When I said Friday that I’d be writing on the Tynesha Stewart story again, I didn’t expect it to be so soon. Last night, though, the sheriff’s office announced that there will not be a search for her remains after all (CNN):
HOUSTON, Texas (AP) — A 19-year-old Texas A&M University student was killed by her ex-boyfriend, who then dismembered and burned her body on a patio grill, authorities said Saturday.
Thomas said he knew, but could not disclose, that there were no body parts to find. He said investigators were unable to release that information to the public or to Stewart’s family because of the investigation. Stewart’s family has since been advised, and understands why there will be no search, Thomas said.
Even the most superficial contemplation of the details makes me ill.

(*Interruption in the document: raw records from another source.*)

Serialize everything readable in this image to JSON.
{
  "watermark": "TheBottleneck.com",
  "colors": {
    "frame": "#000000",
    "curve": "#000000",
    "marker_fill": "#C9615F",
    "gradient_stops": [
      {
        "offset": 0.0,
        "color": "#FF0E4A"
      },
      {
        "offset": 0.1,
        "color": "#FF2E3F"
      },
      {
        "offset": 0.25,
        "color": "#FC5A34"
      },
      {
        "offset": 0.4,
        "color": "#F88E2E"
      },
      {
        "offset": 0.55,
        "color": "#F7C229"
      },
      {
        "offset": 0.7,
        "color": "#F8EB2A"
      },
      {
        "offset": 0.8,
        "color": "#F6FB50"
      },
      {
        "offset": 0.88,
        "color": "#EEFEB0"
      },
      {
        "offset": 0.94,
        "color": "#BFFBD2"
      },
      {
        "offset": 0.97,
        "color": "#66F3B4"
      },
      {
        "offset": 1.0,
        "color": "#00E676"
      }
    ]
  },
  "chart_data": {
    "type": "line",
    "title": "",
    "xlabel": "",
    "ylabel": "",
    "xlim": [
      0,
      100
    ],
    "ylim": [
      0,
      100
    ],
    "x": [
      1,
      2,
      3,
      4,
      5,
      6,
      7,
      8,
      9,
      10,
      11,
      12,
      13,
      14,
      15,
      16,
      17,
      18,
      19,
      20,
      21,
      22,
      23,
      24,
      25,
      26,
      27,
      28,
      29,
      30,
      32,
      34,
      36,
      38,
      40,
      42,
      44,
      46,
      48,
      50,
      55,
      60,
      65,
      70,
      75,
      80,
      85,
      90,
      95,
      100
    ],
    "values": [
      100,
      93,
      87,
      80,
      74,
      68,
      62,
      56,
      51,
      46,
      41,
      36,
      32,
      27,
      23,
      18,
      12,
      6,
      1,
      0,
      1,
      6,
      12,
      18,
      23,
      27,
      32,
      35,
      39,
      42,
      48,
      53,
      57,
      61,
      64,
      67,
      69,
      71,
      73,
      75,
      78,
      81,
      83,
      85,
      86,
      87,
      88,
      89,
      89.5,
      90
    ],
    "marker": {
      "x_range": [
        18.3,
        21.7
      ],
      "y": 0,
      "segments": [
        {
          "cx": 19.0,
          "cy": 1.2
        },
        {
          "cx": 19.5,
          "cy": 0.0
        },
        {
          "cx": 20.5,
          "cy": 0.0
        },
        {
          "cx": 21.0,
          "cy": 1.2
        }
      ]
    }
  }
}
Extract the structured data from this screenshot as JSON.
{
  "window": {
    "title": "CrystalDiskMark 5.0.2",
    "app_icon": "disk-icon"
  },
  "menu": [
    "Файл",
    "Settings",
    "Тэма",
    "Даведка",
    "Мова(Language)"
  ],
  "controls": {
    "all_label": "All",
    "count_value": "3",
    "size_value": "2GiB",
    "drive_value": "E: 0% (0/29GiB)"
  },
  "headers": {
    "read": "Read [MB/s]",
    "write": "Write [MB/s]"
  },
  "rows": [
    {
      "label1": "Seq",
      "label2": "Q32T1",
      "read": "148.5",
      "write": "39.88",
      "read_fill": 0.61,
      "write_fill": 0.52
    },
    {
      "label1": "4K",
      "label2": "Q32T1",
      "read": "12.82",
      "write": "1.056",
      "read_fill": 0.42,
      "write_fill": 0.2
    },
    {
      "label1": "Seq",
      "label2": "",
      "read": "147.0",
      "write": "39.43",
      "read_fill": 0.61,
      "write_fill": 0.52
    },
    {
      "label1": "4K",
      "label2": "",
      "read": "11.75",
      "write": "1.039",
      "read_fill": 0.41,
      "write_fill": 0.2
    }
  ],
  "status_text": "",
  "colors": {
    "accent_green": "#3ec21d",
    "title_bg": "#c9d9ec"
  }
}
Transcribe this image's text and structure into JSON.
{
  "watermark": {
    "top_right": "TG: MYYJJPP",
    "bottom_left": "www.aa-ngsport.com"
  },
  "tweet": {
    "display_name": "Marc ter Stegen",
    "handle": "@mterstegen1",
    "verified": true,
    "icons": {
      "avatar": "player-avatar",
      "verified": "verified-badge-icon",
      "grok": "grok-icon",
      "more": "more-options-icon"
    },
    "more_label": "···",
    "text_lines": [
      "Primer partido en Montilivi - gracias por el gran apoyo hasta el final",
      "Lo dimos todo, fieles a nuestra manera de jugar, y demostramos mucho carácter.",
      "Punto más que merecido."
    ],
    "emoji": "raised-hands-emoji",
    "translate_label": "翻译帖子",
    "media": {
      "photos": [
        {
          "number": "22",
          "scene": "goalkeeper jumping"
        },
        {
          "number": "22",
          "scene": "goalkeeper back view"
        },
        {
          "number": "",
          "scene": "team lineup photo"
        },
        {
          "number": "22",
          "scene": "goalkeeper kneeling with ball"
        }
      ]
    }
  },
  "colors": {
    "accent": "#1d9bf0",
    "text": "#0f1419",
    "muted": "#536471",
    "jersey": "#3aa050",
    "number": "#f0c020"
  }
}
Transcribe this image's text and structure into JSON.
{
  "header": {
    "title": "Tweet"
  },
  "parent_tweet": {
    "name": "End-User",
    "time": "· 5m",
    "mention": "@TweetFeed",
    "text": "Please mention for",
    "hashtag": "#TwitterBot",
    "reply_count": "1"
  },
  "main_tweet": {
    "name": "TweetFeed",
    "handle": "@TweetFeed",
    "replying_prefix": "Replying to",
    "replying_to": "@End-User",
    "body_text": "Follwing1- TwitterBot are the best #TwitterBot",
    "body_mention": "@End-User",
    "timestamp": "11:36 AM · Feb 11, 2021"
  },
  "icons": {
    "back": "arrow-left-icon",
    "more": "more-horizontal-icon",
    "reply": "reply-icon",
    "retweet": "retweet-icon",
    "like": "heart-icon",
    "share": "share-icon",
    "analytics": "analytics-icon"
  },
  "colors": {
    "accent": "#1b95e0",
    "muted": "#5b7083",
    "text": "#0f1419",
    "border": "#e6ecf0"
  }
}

No matter how understanding Tynesha Stewart’s family may be about the search now, there’ll be no peace for them. And that would have been true if a massive search had taken place with no results, too.
So why did her family have to go through all this? How did we end up with such a circus of misinformation, and positions advanced and retracted? I think it’s partly the result of how the confession was obtained, and who was involved.
Activist Quanell X has frequently drawn criticism for his confrontational manner and relentless self-promotion, usually in front of television cameras.
But detectives and volunteers helping in the search for a missing Texas A&M University student say he deserves much praise for drawing a confession on Wednesday from Timothy Wayne Shepherd, which led to murder charges in Tynesha Stewart’s disappearance.
Quanell X figures in many Houston-area stories when a member of the black community is the victim, but he’s an extremely controversial person in this area for his involvement with the accused, as well. He’s drawn fire from local bloggers many times, for both his association with the New Black Panther Party, and his symbiotic relationship with the local press.
It’s the second of these, I think, that blew this situation into a fiasco — because the point of contact this time (as it often is) was the press.
The role he’s filling, though — a go-between for law enforcement and accused criminals — speaks to the distrust between the legal establishment and the black community. In spite of his often divisive — even racist — rhetoric, he’s often trusted where the police are not.
And in this tragic tale, that underlying distrust and suspicion blew up in everyone’s faces.
I doubt that this is the end of the story. There may very well be more back and forth, accusations and retractions and disclosures and hostility — although I hope not. Tynesha Stewart’s family has suffered enough without the added emotional burdens of this historically-rooted apprehension.
There should be no need for a Quanell X, and the media shouldn’t have to be part of the law enforcement process. If there is a lesson to be learned here, it’s that this broken bridge needs fixing.